[TASK INPUTS — start]
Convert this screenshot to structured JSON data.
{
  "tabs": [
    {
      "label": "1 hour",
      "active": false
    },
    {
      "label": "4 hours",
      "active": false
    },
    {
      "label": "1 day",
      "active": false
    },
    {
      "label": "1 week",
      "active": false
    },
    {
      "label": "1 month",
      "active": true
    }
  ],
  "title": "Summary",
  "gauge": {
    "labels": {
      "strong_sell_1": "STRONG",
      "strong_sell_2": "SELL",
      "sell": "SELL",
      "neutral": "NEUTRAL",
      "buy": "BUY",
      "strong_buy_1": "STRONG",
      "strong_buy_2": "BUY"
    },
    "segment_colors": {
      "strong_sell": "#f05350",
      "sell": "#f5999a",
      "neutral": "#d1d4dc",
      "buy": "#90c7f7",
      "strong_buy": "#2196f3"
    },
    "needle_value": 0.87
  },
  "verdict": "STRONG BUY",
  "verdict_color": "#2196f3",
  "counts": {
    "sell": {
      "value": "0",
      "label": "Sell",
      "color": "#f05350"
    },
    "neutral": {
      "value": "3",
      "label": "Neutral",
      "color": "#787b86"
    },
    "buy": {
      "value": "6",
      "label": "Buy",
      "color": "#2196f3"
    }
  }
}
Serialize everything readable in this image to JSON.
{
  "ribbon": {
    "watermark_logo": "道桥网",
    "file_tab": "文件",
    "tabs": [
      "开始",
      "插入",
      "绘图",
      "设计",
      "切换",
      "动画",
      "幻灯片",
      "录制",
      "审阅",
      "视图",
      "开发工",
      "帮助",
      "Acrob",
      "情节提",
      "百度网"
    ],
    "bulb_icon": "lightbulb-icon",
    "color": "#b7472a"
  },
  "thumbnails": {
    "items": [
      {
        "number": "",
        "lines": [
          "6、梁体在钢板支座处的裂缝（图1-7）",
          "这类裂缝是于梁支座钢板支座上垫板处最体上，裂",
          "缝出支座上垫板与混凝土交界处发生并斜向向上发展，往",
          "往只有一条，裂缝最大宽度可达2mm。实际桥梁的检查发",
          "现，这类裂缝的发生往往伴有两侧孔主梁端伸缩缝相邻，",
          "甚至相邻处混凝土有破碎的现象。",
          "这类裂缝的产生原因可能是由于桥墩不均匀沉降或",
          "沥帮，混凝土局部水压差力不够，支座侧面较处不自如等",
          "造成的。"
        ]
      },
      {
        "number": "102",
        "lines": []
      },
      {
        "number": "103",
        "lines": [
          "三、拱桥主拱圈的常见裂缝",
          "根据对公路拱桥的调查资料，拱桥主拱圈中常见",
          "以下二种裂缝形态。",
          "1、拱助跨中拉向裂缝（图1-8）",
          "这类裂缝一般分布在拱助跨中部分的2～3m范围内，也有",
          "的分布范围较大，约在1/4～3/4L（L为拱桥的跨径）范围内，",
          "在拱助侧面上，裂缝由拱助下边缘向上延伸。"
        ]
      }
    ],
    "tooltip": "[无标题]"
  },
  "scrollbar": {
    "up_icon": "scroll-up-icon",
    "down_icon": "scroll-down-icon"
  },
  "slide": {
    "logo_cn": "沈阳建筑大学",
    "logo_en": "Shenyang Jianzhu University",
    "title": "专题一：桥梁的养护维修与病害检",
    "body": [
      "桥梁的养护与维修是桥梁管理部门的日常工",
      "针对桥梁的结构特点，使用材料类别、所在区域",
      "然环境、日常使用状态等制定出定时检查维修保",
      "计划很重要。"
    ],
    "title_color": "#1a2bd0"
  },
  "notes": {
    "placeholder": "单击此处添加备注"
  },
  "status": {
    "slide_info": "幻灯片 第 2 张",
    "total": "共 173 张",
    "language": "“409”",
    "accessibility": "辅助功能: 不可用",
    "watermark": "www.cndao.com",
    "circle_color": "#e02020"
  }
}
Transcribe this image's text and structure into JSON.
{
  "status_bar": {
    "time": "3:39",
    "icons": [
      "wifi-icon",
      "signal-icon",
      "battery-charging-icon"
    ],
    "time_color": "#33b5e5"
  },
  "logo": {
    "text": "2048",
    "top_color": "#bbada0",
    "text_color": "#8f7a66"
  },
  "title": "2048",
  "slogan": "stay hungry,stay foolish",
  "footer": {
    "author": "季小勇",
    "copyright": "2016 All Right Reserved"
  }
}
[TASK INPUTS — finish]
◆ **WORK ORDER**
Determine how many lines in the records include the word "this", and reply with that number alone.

◆ **EXERCISE RESULT**
3